Exercise requirements =
Tell how many lines in the records contain the word "this"; the number alone is the answer.

(Beginning of Records for the task)

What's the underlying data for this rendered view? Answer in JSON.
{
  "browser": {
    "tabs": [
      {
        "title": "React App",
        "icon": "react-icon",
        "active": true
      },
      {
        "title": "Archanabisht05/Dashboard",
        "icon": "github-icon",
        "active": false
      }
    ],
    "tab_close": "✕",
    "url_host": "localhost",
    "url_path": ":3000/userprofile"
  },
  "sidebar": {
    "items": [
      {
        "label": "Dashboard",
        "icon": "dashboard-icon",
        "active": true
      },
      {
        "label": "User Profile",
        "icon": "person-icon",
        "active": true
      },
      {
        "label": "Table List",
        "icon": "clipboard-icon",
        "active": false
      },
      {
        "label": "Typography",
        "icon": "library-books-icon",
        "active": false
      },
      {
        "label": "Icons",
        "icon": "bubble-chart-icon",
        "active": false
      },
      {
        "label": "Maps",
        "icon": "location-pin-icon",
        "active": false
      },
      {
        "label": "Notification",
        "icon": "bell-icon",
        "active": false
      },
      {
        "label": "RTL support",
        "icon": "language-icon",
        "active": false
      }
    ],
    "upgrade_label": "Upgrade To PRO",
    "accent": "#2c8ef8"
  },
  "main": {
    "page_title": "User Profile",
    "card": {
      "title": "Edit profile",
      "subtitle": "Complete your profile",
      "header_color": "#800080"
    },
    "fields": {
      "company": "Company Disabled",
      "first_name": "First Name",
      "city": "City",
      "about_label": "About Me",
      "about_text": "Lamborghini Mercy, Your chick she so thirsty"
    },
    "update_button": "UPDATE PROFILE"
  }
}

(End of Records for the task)
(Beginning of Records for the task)

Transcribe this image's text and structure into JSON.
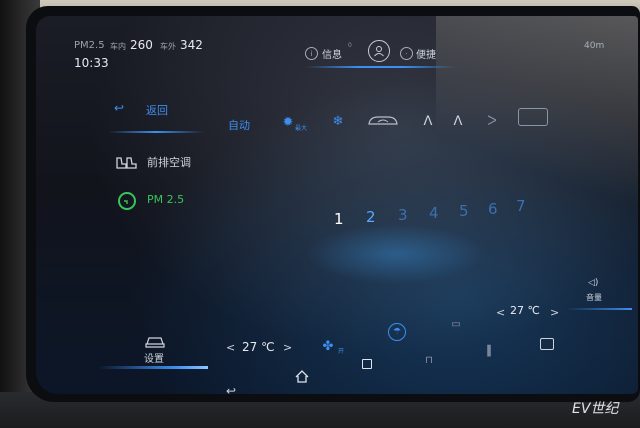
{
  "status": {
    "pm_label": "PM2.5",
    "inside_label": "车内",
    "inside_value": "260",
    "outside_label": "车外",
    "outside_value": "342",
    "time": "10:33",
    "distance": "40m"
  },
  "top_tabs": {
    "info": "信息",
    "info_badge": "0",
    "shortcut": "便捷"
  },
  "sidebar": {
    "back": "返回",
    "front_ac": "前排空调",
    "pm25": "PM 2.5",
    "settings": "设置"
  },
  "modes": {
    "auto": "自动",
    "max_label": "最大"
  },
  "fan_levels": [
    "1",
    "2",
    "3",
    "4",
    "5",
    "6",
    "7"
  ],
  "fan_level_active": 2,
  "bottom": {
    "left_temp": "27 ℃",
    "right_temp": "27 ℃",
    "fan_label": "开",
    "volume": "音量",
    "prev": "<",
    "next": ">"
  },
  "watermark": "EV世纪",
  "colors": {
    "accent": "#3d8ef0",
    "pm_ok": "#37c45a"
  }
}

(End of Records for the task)

Answer area =
2